The woman charged with several robberies was displaying symptoms of COVID-19
A 34-year old woman was recently charged with a series of break-ins and robberies that occurred in Park Extension and Saint-Michel over the course of the winter. She was also said to be exhibiting symptoms of COVID-19 at the time of the break-ins
The accused, Uttuqi Kadjulik, is being charged with the break-ins of up to 14 homes, where she allegedly stole credit cards and other valuables. These often occurred in the middle of the night while people were in their homes asleep.
“Oftentimes, the victims were in their home at the time of the intrusion,” wrote the Judge Dennis Galiastos, who was presiding over the case. “On a few occasions, the victims came face-to-face with the trespasser,” he added.
The alleged perpetrator is an indigenous woman who suffers from schizophrenia and has substance abuse issues, according to court documents.
Spitting at police
“We had information that she had COVID-19,” stated police spokesperson Jean-Pierre Brabant to CTVNews. Many of the victims were exposed to her during the encounters but no cases were subsequently reported.
She is said to have been arrested on multiple occasions for similar offences and to have acted aggressively and belligerently to responding police officers by yelling, swearing and spitting at them.
“Already a repulsive act, but whose abhorrence is heightened in the current COVID context,” wrote Judge Galiastos of the defendant’s actions.
“When she was arrested, we already had protocols in place. So, when she was transferred to the detention centre, we had specific areas set aside to make sure that all the people in detention were safe,” said Brabant of the SPVM.
4 arrests in 24 days
According to the ruling, Kadjulik was found with over 50 credit cards, an array of identification cards from various individuals and various sets of keys. These were confiscated by police.
At the time of the arrest, she was already on probation for similar crimes in 2018, for which she was jailed for 5 months and was barred from being on the island of Montreal.
She was arrested and detained 4 times in the span of 24 days, with many of the alleged crimes occuring in Park Extension. She was nonetheless released by authorities on 3 separate occasions.
“Each time she was released, she immediately and consistently violated [her] conditions,” wrote Judge Galiatsatos.
In one instance, the defendant allegedly broke into a Park Extension apartment at 4:50 am, waking up the resident and asking them “do you want to have sex?”
11 days later, Kadjulik allegedly broke into the home of an 87-year old Park Extension resident, where she asked for money and stole the victims keys.
The alleged perpetrator’s defence concentrated on the victim’s vulnerability her adverse circumstances associated to being indigenous, with accompanying schizophrenia and drug addiction.
Since 1999, the Supreme Court of Canada ruled that judges needed to take into account the adverse circumstances of indigenous people as to break incarceration cycles and stigmatization.
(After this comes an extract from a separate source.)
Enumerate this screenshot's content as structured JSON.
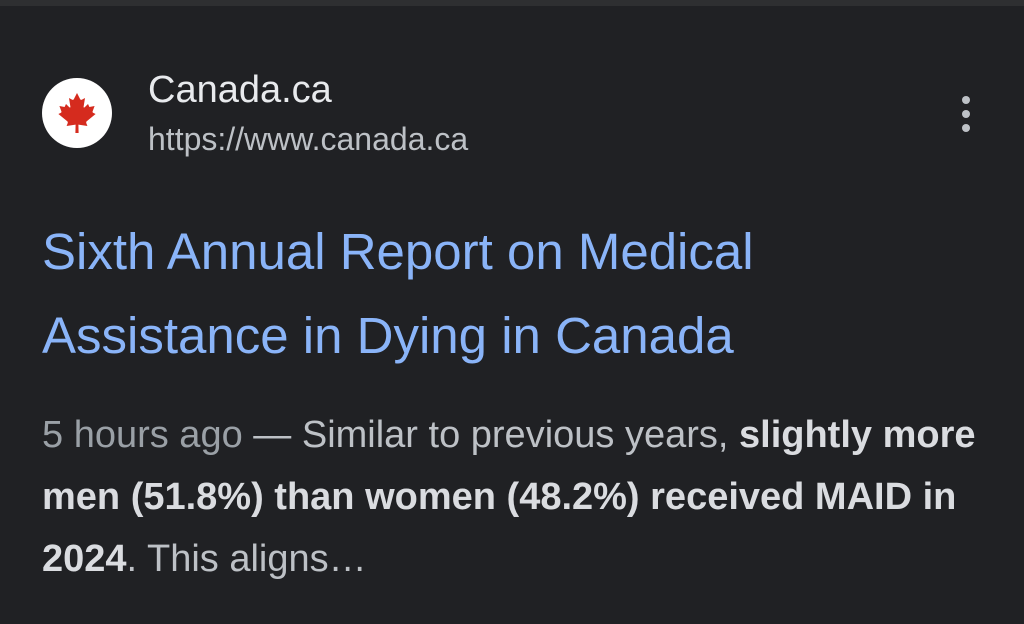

“A bail court must give full consideration to the background and profile of the accused, including the fact that she is aboriginal and the fact that she had a very difficult past,” added Judge Galiatsatos on the matter.
Nonetheless, the judge specified that this should be practiced in a way that is judicious. “It goes without saying that interim release will not – and should not – be automatic for aboriginal accused,” explained Judge Galiatsatos.
The judge therefore ordered Kadjulik to remain in custody until a trial could be held.